Joined
Feb 27, 2017
Messages
429
Likes
657
Below is a chart which shows the distribution of minutes vs Ranked Teams starting from 2000-01 (i.e. the 1st season I have all boxscores). In fact 2000-01 did have the best distribution along with 2004-05.

1605994337546.png

Edited: To include 2019-20 season.

There were 10 WNBA players on this team BTW (I am including the snakebitten Shea Ralph in the count).
I am curious though who the 10th WNBA player is.
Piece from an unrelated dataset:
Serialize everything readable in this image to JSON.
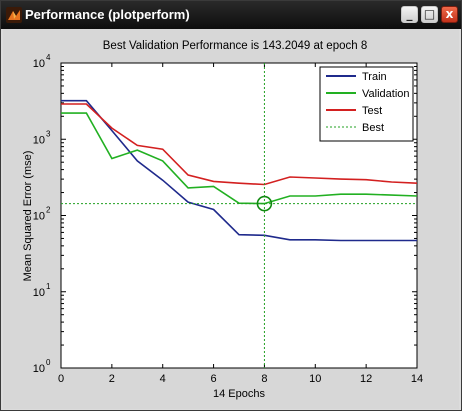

25 Abrosimova, Svetlana (7th overall, 2001)
32 Cash, Swin (2nd overall, 2002)
03 Taurasi, Diana (1st overall, 2004)
10 Bird, Sue (1st overall, 2002)
34 Williams, Tamika (6th overall, 2002)
33 Ralph, Shea (40th overall, 2001) *never played
15 Jones, Asjha (4th overall, 2002)
11 Schumacher, Kelly (14th overall, 2001)
23 Johnson, Kennitra
22 Battle, Ashley (25th overall, 2005)
05 Conlon, Maria
44 Rigby, Christine
20 Valley, Morgan
13 Czel, Marci
 
Last edited:
Joined
Mar 31, 2018
Messages
255
Likes
245
Now that they don’t play a first half second half and instead do the 4 periods there are more play stoppages that can work as a TO. This can sometimes give your starters a break without a TO or even coming out of the game. There is way more competition now to than 2001. If these season is shortened by the virus there may not be a deep bench. I hope the players are good enough to go 10 players with quality minutes.
 

Top